Friday, April 22, 2016

Duck and cover

We mentioned a while back that a copy of Michelangelo’s statue of Moses had been toured through New Zealand by the department store Milne and Choyce. In 1967 the company also toured Michelangelo’s David (those were the days) and we tried to find out whether or not it was fig-leafed. No luck. The reason for this interest is discovering (via Andrew Paul Wood, thanks) that the V&A owns a relevant fig leaf. It was custom made in the mid nineteenth century to protect Queen Victoria’s eyes and, we assume, mind, from the David’s carved equipment. A cast of the famous statue that stands at over five meters high was sent to Queen Victoria as a gift (er…thanks for that…) but she smartly handed it on to what is now known as the V&A. When the diminutive royal got her first eyeful of the David she was so shocked that this fig leaf was made to ensure future visits would be less stressful.  
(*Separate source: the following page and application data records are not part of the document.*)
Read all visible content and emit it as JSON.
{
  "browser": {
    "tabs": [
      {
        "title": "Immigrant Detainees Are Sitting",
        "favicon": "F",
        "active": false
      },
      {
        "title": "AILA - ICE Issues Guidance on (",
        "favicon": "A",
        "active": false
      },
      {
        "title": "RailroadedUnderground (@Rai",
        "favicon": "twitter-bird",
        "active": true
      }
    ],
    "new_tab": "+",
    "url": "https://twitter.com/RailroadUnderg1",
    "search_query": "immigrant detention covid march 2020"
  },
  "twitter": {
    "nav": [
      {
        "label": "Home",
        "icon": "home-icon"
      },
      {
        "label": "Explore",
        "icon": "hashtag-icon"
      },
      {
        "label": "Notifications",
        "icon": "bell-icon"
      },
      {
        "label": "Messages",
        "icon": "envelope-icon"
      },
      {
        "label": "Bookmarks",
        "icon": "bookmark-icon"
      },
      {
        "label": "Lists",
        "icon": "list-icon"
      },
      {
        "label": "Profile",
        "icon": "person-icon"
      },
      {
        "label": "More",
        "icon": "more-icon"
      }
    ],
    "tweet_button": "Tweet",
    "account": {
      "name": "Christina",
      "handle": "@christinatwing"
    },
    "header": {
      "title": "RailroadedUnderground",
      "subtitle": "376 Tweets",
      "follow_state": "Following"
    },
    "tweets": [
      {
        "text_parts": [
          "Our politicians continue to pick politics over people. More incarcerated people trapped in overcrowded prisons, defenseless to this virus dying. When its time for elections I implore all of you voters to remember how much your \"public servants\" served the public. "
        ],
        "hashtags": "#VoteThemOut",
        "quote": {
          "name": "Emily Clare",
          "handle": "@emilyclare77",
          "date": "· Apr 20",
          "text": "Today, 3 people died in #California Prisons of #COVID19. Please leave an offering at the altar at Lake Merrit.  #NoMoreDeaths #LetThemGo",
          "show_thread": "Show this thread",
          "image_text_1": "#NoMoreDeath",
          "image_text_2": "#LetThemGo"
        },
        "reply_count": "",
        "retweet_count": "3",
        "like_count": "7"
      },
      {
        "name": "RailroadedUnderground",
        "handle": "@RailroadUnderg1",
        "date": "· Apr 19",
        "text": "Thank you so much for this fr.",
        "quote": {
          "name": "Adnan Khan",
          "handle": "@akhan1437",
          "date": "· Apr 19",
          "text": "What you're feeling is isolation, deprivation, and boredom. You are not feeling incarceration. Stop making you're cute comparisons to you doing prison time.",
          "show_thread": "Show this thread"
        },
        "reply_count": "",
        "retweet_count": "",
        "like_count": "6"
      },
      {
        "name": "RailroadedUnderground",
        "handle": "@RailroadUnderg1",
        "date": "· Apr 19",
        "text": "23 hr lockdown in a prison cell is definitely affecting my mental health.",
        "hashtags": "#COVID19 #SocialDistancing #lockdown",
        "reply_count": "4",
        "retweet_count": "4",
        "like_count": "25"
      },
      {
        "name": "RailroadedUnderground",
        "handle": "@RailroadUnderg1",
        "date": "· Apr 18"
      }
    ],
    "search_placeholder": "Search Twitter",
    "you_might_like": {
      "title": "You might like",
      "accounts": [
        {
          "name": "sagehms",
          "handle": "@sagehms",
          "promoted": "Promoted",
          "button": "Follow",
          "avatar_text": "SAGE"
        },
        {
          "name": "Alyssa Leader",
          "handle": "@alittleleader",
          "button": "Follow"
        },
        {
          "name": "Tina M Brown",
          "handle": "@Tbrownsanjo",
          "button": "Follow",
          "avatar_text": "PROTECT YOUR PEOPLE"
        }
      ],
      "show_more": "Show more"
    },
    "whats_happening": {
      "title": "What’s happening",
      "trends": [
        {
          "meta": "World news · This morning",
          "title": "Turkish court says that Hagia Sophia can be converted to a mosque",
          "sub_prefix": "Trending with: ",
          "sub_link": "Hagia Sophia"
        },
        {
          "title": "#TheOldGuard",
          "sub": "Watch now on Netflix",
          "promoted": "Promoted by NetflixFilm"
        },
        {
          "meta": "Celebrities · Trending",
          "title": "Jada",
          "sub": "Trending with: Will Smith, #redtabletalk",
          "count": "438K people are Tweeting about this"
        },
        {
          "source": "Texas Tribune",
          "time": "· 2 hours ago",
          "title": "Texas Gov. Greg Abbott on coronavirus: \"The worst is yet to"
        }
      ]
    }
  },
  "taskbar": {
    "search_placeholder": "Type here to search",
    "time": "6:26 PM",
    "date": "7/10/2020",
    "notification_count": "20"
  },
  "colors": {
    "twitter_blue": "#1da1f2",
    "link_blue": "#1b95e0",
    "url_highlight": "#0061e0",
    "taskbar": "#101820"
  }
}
Image: Plaster cast of a fig leaf, perhaps by the firm of D. Brucciani & Co, London, England, UK, about 1857. Collection: Victoria and Albert Museum, London. More here.

Here are some other OTN posts on Michelangelo's David
One day 

End of days
Moving along
Giving a fig 

David in adland